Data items
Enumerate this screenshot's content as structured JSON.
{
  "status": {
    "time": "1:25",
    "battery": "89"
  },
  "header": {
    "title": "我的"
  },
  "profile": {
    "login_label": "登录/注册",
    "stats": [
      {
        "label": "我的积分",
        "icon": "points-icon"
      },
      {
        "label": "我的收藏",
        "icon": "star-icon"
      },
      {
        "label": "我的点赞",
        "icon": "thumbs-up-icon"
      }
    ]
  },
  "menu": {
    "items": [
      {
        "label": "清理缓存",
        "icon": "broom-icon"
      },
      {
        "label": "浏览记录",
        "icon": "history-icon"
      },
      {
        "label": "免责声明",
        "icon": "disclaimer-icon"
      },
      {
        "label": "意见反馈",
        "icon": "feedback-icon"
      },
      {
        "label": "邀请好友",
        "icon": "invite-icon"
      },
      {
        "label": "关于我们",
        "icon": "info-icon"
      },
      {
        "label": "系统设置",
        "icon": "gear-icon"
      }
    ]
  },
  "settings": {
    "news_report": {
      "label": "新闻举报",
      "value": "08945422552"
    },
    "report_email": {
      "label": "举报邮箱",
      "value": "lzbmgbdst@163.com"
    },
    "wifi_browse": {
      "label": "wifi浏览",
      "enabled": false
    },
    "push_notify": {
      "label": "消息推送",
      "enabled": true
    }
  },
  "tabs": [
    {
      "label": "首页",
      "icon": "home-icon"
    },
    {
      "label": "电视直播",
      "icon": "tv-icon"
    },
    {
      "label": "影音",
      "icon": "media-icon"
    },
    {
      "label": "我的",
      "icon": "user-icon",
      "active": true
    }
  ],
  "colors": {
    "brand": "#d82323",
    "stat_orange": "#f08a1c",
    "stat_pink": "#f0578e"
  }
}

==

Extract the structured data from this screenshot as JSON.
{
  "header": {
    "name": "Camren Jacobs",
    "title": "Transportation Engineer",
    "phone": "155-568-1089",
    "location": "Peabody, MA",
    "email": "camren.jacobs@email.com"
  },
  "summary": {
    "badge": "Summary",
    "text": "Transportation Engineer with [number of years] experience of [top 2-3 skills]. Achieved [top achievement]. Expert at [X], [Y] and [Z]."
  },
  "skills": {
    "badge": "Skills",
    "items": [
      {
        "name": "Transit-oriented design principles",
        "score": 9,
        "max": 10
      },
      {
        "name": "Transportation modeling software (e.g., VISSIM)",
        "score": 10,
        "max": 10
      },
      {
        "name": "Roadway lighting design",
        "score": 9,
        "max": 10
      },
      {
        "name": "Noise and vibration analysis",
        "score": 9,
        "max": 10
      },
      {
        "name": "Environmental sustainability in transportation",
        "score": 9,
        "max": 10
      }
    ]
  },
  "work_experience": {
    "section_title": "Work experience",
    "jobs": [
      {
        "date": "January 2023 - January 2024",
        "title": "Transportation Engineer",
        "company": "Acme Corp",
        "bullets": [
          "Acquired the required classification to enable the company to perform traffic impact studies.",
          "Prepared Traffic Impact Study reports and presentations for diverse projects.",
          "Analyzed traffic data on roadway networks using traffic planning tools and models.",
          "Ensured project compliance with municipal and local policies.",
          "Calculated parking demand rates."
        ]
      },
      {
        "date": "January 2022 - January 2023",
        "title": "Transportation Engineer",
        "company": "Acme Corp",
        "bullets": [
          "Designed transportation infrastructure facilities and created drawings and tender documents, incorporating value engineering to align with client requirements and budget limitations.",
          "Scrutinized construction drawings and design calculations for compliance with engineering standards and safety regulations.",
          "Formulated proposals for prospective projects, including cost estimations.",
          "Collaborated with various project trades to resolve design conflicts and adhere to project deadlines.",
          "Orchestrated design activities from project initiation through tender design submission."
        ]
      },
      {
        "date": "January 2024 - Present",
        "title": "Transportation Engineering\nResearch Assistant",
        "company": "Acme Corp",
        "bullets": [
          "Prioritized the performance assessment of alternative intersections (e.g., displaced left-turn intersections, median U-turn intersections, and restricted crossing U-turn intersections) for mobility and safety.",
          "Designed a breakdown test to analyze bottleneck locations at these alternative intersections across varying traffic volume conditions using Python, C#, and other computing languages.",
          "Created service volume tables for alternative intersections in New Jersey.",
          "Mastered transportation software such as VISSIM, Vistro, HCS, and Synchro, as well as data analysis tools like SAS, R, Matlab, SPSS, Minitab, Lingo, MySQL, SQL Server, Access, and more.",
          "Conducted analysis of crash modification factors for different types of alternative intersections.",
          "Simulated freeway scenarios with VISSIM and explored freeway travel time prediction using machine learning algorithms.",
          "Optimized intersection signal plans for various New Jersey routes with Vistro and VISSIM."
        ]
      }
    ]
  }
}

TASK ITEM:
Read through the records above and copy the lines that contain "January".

RESULT OF THIS TASK:
        "date": "January 2023 - January 2024",
        "date": "January 2022 - January 2023",
        "date": "January 2024 - Present",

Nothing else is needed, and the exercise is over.